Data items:
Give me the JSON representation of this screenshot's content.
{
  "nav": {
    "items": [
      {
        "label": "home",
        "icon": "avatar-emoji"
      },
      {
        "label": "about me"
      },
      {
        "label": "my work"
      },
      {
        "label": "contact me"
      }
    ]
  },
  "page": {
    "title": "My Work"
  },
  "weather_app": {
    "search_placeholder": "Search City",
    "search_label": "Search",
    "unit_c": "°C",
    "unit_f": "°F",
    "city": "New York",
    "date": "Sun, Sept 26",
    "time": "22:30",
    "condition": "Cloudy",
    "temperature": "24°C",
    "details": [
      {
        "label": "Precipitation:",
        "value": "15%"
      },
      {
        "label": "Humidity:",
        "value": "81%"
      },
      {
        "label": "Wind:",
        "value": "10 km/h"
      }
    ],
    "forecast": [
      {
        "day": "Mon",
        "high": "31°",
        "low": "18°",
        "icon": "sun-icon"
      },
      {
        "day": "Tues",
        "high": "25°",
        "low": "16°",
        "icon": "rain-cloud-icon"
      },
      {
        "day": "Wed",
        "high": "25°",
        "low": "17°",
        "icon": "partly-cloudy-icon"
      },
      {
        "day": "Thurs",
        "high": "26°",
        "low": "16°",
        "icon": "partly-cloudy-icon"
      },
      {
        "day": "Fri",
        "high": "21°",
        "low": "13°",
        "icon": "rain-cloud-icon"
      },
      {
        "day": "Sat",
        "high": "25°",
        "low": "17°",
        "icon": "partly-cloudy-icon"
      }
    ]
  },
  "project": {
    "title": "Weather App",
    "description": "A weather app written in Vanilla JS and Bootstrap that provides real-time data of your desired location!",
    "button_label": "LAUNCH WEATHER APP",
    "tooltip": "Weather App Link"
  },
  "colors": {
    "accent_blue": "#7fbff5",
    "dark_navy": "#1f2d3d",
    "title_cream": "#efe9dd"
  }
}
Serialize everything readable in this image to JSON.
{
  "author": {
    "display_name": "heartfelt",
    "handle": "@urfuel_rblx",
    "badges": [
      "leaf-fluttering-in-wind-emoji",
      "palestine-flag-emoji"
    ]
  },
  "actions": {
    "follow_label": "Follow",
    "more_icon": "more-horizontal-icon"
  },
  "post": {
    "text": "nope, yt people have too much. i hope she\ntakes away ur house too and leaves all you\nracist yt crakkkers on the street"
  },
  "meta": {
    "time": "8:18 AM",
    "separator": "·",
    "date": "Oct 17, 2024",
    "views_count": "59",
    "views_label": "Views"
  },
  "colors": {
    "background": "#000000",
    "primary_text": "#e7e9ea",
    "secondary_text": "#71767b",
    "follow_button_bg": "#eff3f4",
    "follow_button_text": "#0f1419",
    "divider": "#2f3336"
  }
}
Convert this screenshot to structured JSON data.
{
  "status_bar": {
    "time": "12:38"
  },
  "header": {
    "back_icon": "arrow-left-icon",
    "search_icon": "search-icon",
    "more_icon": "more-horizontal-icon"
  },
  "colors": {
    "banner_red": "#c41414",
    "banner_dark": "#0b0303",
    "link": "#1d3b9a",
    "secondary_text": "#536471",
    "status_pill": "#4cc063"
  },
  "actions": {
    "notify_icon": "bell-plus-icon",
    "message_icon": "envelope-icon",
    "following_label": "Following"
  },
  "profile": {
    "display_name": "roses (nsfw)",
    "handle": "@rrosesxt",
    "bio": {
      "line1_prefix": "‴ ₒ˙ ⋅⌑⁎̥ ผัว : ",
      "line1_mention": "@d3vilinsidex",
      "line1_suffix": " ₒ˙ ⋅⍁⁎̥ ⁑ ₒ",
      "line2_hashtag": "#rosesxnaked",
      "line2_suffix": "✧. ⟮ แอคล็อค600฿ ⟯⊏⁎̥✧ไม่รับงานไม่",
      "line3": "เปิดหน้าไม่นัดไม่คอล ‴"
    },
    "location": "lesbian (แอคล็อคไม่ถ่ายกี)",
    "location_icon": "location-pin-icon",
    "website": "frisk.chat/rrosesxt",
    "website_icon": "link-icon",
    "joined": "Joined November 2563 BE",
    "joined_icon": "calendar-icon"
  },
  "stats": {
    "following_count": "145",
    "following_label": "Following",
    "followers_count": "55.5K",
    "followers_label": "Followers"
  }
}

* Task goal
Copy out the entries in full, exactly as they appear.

* Completed task
Give me the JSON representation of this screenshot's content.
{
  "nav": {
    "items": [
      {
        "label": "home",
        "icon": "avatar-emoji"
      },
      {
        "label": "about me"
      },
      {
        "label": "my work"
      },
      {
        "label": "contact me"
      }
    ]
  },
  "page": {
    "title": "My Work"
  },
  "weather_app": {
    "search_placeholder": "Search City",
    "search_label": "Search",
    "unit_c": "°C",
    "unit_f": "°F",
    "city": "New York",
    "date": "Sun, Sept 26",
    "time": "22:30",
    "condition": "Cloudy",
    "temperature": "24°C",
    "details": [
      {
        "label": "Precipitation:",
        "value": "15%"
      },
      {
        "label": "Humidity:",
        "value": "81%"
      },
      {
        "label": "Wind:",
        "value": "10 km/h"
      }
    ],
    "forecast": [
      {
        "day": "Mon",
        "high": "31°",
        "low": "18°",
        "icon": "sun-icon"
      },
      {
        "day": "Tues",
        "high": "25°",
        "low": "16°",
        "icon": "rain-cloud-icon"
      },
      {
        "day": "Wed",
        "high": "25°",
        "low": "17°",
        "icon": "partly-cloudy-icon"
      },
      {
        "day": "Thurs",
        "high": "26°",
        "low": "16°",
        "icon": "partly-cloudy-icon"
      },
      {
        "day": "Fri",
        "high": "21°",
        "low": "13°",
        "icon": "rain-cloud-icon"
      },
      {
        "day": "Sat",
        "high": "25°",
        "low": "17°",
        "icon": "partly-cloudy-icon"
      }
    ]
  },
  "project": {
    "title": "Weather App",
    "description": "A weather app written in Vanilla JS and Bootstrap that provides real-time data of your desired location!",
    "button_label": "LAUNCH WEATHER APP",
    "tooltip": "Weather App Link"
  },
  "colors": {
    "accent_blue": "#7fbff5",
    "dark_navy": "#1f2d3d",
    "title_cream": "#efe9dd"
  }
}
Serialize everything readable in this image to JSON.
{
  "author": {
    "display_name": "heartfelt",
    "handle": "@urfuel_rblx",
    "badges": [
      "leaf-fluttering-in-wind-emoji",
      "palestine-flag-emoji"
    ]
  },
  "actions": {
    "follow_label": "Follow",
    "more_icon": "more-horizontal-icon"
  },
  "post": {
    "text": "nope, yt people have too much. i hope she\ntakes away ur house too and leaves all you\nracist yt crakkkers on the street"
  },
  "meta": {
    "time": "8:18 AM",
    "separator": "·",
    "date": "Oct 17, 2024",
    "views_count": "59",
    "views_label": "Views"
  },
  "colors": {
    "background": "#000000",
    "primary_text": "#e7e9ea",
    "secondary_text": "#71767b",
    "follow_button_bg": "#eff3f4",
    "follow_button_text": "#0f1419",
    "divider": "#2f3336"
  }
}
Convert this screenshot to structured JSON data.
{
  "status_bar": {
    "time": "12:38"
  },
  "header": {
    "back_icon": "arrow-left-icon",
    "search_icon": "search-icon",
    "more_icon": "more-horizontal-icon"
  },
  "colors": {
    "banner_red": "#c41414",
    "banner_dark": "#0b0303",
    "link": "#1d3b9a",
    "secondary_text": "#536471",
    "status_pill": "#4cc063"
  },
  "actions": {
    "notify_icon": "bell-plus-icon",
    "message_icon": "envelope-icon",
    "following_label": "Following"
  },
  "profile": {
    "display_name": "roses (nsfw)",
    "handle": "@rrosesxt",
    "bio": {
      "line1_prefix": "‴ ₒ˙ ⋅⌑⁎̥ ผัว : ",
      "line1_mention": "@d3vilinsidex",
      "line1_suffix": " ₒ˙ ⋅⍁⁎̥ ⁑ ₒ",
      "line2_hashtag": "#rosesxnaked",
      "line2_suffix": "✧. ⟮ แอคล็อค600฿ ⟯⊏⁎̥✧ไม่รับงานไม่",
      "line3": "เปิดหน้าไม่นัดไม่คอล ‴"
    },
    "location": "lesbian (แอคล็อคไม่ถ่ายกี)",
    "location_icon": "location-pin-icon",
    "website": "frisk.chat/rrosesxt",
    "website_icon": "link-icon",
    "joined": "Joined November 2563 BE",
    "joined_icon": "calendar-icon"
  },
  "stats": {
    "following_count": "145",
    "following_label": "Following",
    "followers_count": "55.5K",
    "followers_label": "Followers"
  }
}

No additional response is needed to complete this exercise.